▶ [Prompt]
Skip the images and restate every line of the records exactly.
[Information shown — start]
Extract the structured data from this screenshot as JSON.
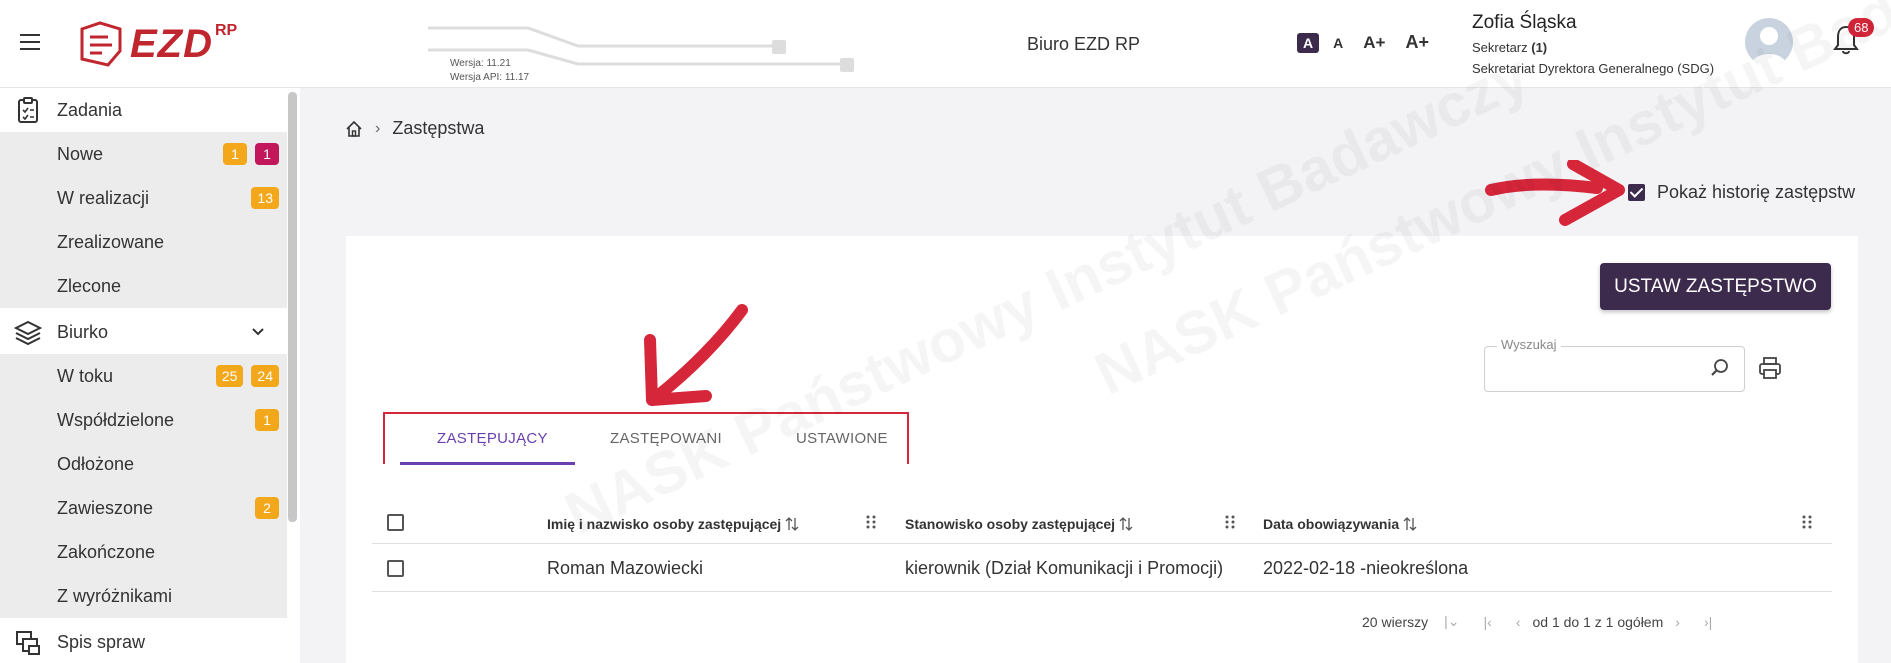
{
  "header": {
    "menu_icon": "hamburger-icon",
    "logo_text": "EZD",
    "logo_sup": "RP",
    "version": "Wersja: 11.21",
    "version_api": "Wersja API: 11.17",
    "app_title": "Biuro EZD RP",
    "font_buttons": [
      "A",
      "A",
      "A+",
      "A+"
    ],
    "user": {
      "name": "Zofia Śląska",
      "role_prefix": "Sekretarz ",
      "role_count": "(1)",
      "department": "Sekretariat Dyrektora Generalnego (SDG)"
    },
    "notifications_count": "68"
  },
  "sidebar": {
    "zadania": {
      "label": "Zadania",
      "icon": "clipboard-icon"
    },
    "zadania_items": [
      {
        "label": "Nowe",
        "badges": [
          "1",
          "1"
        ]
      },
      {
        "label": "W realizacji",
        "badges": [
          "13"
        ]
      },
      {
        "label": "Zrealizowane",
        "badges": []
      },
      {
        "label": "Zlecone",
        "badges": []
      }
    ],
    "biurko": {
      "label": "Biurko",
      "icon": "layers-icon"
    },
    "biurko_items": [
      {
        "label": "W toku",
        "badges": [
          "25",
          "24"
        ]
      },
      {
        "label": "Współdzielone",
        "badges": [
          "1"
        ]
      },
      {
        "label": "Odłożone",
        "badges": []
      },
      {
        "label": "Zawieszone",
        "badges": [
          "2"
        ]
      },
      {
        "label": "Zakończone",
        "badges": []
      },
      {
        "label": "Z wyróżnikami",
        "badges": []
      }
    ],
    "spis": {
      "label": "Spis spraw",
      "icon": "folders-icon"
    }
  },
  "breadcrumb": {
    "home_icon": "home-icon",
    "current": "Zastępstwa"
  },
  "history_checkbox": {
    "label": "Pokaż historię zastępstw",
    "checked": true
  },
  "primary_button": "USTAW ZASTĘPSTWO",
  "search": {
    "label": "Wyszukaj",
    "value": ""
  },
  "tabs": [
    "ZASTĘPUJĄCY",
    "ZASTĘPOWANI",
    "USTAWIONE"
  ],
  "table": {
    "headers": [
      "Imię i nazwisko osoby zastępującej",
      "Stanowisko osoby zastępującej",
      "Data obowiązywania"
    ],
    "rows": [
      [
        "Roman Mazowiecki",
        "kierownik (Dział Komunikacji i Promocji)",
        "2022-02-18 -nieokreślona"
      ]
    ]
  },
  "pager": {
    "rows_per_page": "20 wierszy",
    "range": "od 1 do 1 z 1 ogółem"
  },
  "watermark": "NASK Państwowy Instytut Badawczy",
  "colors": {
    "brand": "#3d2b4e",
    "accent": "#6a3fb0",
    "badge_orange": "#f3a81c",
    "badge_magenta": "#c2185b",
    "annotation_red": "#d6263a"
  }
}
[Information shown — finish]
▶ [Answer below]
Extract the structured data from this screenshot as JSON.
{
  "header": {
    "menu_icon": "hamburger-icon",
    "logo_text": "EZD",
    "logo_sup": "RP",
    "version": "Wersja: 11.21",
    "version_api": "Wersja API: 11.17",
    "app_title": "Biuro EZD RP",
    "font_buttons": [
      "A",
      "A",
      "A+",
      "A+"
    ],
    "user": {
      "name": "Zofia Śląska",
      "role_prefix": "Sekretarz ",
      "role_count": "(1)",
      "department": "Sekretariat Dyrektora Generalnego (SDG)"
    },
    "notifications_count": "68"
  },
  "sidebar": {
    "zadania": {
      "label": "Zadania",
      "icon": "clipboard-icon"
    },
    "zadania_items": [
      {
        "label": "Nowe",
        "badges": [
          "1",
          "1"
        ]
      },
      {
        "label": "W realizacji",
        "badges": [
          "13"
        ]
      },
      {
        "label": "Zrealizowane",
        "badges": []
      },
      {
        "label": "Zlecone",
        "badges": []
      }
    ],
    "biurko": {
      "label": "Biurko",
      "icon": "layers-icon"
    },
    "biurko_items": [
      {
        "label": "W toku",
        "badges": [
          "25",
          "24"
        ]
      },
      {
        "label": "Współdzielone",
        "badges": [
          "1"
        ]
      },
      {
        "label": "Odłożone",
        "badges": []
      },
      {
        "label": "Zawieszone",
        "badges": [
          "2"
        ]
      },
      {
        "label": "Zakończone",
        "badges": []
      },
      {
        "label": "Z wyróżnikami",
        "badges": []
      }
    ],
    "spis": {
      "label": "Spis spraw",
      "icon": "folders-icon"
    }
  },
  "breadcrumb": {
    "home_icon": "home-icon",
    "current": "Zastępstwa"
  },
  "history_checkbox": {
    "label": "Pokaż historię zastępstw",
    "checked": true
  },
  "primary_button": "USTAW ZASTĘPSTWO",
  "search": {
    "label": "Wyszukaj",
    "value": ""
  },
  "tabs": [
    "ZASTĘPUJĄCY",
    "ZASTĘPOWANI",
    "USTAWIONE"
  ],
  "table": {
    "headers": [
      "Imię i nazwisko osoby zastępującej",
      "Stanowisko osoby zastępującej",
      "Data obowiązywania"
    ],
    "rows": [
      [
        "Roman Mazowiecki",
        "kierownik (Dział Komunikacji i Promocji)",
        "2022-02-18 -nieokreślona"
      ]
    ]
  },
  "pager": {
    "rows_per_page": "20 wierszy",
    "range": "od 1 do 1 z 1 ogółem"
  },
  "watermark": "NASK Państwowy Instytut Badawczy",
  "colors": {
    "brand": "#3d2b4e",
    "accent": "#6a3fb0",
    "badge_orange": "#f3a81c",
    "badge_magenta": "#c2185b",
    "annotation_red": "#d6263a"
  }
}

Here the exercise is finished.